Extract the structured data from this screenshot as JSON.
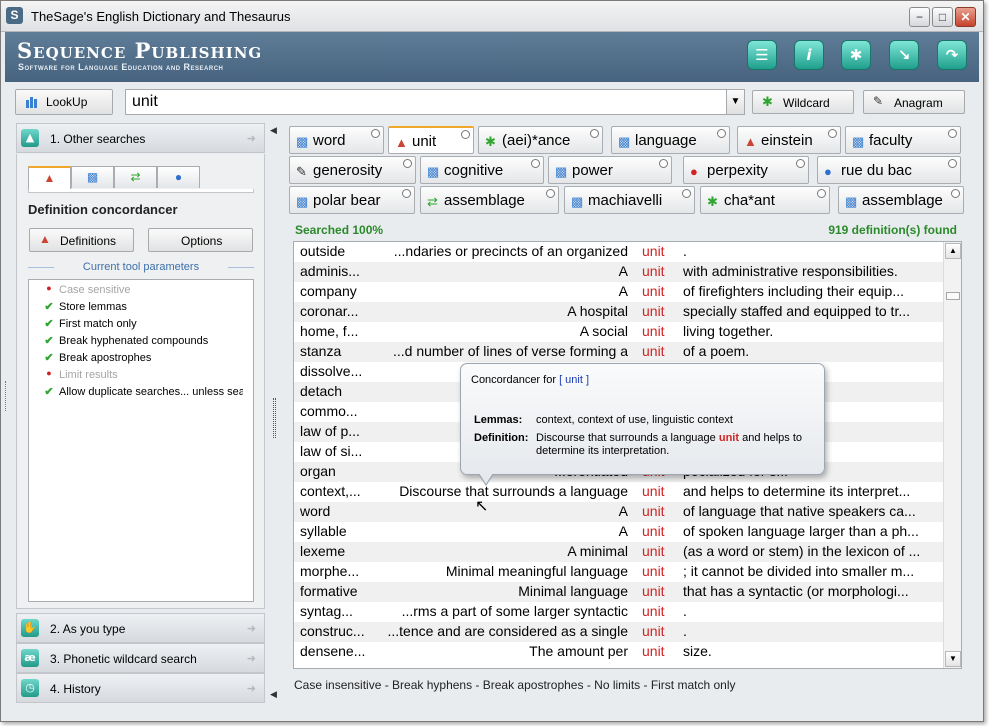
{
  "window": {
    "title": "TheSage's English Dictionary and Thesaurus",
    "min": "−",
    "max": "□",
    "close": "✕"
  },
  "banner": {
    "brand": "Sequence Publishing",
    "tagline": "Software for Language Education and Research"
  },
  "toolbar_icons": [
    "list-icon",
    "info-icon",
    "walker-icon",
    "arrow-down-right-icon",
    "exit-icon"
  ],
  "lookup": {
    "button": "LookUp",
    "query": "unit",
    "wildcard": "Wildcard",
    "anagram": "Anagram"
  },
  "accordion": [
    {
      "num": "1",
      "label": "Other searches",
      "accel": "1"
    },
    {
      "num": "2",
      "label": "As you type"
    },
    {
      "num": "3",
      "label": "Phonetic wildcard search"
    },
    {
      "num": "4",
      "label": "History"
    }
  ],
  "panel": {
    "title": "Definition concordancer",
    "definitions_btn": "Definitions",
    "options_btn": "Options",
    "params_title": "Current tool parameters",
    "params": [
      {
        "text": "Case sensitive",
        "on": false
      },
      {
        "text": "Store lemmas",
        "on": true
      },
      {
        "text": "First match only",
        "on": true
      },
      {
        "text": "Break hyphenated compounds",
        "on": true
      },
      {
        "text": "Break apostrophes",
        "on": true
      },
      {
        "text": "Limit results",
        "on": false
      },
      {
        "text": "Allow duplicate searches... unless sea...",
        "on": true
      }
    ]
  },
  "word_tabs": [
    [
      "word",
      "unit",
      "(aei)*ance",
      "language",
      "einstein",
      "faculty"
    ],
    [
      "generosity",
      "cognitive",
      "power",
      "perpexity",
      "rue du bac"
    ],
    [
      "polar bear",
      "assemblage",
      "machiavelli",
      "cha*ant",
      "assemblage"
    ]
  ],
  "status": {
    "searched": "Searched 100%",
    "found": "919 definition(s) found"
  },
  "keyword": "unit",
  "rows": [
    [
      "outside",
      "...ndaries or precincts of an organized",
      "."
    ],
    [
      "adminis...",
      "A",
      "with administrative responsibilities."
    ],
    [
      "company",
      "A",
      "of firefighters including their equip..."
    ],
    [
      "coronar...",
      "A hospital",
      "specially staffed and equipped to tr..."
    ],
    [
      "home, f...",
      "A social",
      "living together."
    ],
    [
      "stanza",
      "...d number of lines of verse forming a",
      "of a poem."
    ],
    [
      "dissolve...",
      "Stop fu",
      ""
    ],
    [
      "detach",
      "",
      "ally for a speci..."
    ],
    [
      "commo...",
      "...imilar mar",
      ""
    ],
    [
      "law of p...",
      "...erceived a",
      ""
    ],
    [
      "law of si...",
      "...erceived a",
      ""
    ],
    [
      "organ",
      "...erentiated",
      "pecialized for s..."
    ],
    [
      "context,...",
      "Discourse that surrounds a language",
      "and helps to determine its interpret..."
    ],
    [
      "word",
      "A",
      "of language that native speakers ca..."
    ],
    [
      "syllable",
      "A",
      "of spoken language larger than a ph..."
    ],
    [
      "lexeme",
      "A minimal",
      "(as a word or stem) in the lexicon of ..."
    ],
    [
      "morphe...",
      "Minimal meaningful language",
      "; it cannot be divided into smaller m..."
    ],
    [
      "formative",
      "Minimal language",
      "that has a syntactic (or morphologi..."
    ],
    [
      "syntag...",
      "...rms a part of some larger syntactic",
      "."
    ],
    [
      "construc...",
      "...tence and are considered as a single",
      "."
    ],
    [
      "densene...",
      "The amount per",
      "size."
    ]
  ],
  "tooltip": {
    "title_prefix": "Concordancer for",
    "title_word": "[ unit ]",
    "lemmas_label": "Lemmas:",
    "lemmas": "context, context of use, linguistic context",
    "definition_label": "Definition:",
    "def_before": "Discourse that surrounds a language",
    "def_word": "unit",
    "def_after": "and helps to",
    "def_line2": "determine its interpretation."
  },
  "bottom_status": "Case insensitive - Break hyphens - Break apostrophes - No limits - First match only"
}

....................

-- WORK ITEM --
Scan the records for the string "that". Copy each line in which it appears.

-- ANSWER TO THE PROBLEM --
      "Discourse that surrounds a language",
      "of language that native speakers ca..."
      "that has a syntactic (or morphologi..."
    "def_before": "Discourse that surrounds a language",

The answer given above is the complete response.